**Work instructions**
State the number of lines in these records that include the string "JSON", and say nothing more.

====================

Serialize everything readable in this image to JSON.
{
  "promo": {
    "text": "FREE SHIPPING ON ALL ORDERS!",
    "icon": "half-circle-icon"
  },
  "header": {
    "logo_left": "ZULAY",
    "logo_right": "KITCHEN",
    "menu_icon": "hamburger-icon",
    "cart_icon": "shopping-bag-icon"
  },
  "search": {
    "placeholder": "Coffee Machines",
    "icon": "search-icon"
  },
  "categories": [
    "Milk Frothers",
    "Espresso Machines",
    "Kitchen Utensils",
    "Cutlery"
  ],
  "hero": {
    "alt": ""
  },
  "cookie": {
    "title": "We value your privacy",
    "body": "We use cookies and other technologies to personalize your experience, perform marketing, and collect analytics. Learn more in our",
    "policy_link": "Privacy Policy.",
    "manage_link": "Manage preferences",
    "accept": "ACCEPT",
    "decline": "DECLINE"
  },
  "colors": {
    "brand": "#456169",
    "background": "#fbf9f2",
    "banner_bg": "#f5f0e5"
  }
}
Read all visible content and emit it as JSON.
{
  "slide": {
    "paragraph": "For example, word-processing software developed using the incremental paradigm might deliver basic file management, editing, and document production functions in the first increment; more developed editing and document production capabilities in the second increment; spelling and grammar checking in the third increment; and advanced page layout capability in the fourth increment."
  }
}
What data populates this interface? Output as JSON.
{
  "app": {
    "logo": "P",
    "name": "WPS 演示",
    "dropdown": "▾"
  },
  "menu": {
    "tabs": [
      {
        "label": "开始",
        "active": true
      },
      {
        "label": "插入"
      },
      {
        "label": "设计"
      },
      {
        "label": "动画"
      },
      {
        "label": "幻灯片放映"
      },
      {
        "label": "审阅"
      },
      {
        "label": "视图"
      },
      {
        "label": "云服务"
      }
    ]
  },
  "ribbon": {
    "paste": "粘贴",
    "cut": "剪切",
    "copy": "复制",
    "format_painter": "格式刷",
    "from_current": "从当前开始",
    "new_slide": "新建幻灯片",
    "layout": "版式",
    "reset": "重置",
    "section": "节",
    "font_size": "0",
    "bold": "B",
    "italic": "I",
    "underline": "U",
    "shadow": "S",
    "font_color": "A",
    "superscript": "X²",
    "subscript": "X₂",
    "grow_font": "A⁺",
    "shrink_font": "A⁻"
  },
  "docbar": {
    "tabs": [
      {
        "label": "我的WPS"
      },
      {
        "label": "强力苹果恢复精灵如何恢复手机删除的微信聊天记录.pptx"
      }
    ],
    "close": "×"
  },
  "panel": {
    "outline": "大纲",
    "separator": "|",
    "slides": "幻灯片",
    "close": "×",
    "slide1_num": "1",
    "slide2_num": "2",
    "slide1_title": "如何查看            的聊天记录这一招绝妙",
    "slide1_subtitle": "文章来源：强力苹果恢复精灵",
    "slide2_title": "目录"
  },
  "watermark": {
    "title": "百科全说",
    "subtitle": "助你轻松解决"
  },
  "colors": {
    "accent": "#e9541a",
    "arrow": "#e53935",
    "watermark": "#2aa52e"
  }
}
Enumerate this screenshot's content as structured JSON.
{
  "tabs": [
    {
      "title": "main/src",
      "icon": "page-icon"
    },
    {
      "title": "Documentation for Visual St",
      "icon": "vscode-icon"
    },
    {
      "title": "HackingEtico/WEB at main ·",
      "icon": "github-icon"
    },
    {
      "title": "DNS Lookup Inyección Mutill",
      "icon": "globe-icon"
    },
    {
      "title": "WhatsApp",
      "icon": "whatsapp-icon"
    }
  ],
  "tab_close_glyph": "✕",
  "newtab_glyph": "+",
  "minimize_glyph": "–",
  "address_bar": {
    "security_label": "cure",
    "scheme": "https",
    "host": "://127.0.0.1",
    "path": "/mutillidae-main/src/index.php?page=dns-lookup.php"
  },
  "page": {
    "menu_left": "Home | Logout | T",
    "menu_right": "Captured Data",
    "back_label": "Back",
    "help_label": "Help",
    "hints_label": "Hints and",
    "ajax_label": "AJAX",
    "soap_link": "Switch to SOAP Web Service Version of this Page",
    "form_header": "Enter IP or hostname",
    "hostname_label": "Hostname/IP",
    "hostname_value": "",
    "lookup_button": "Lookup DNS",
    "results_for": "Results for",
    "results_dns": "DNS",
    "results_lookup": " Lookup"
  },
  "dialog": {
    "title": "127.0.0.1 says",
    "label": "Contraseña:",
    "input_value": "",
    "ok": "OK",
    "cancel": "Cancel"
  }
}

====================

**Written solution**
4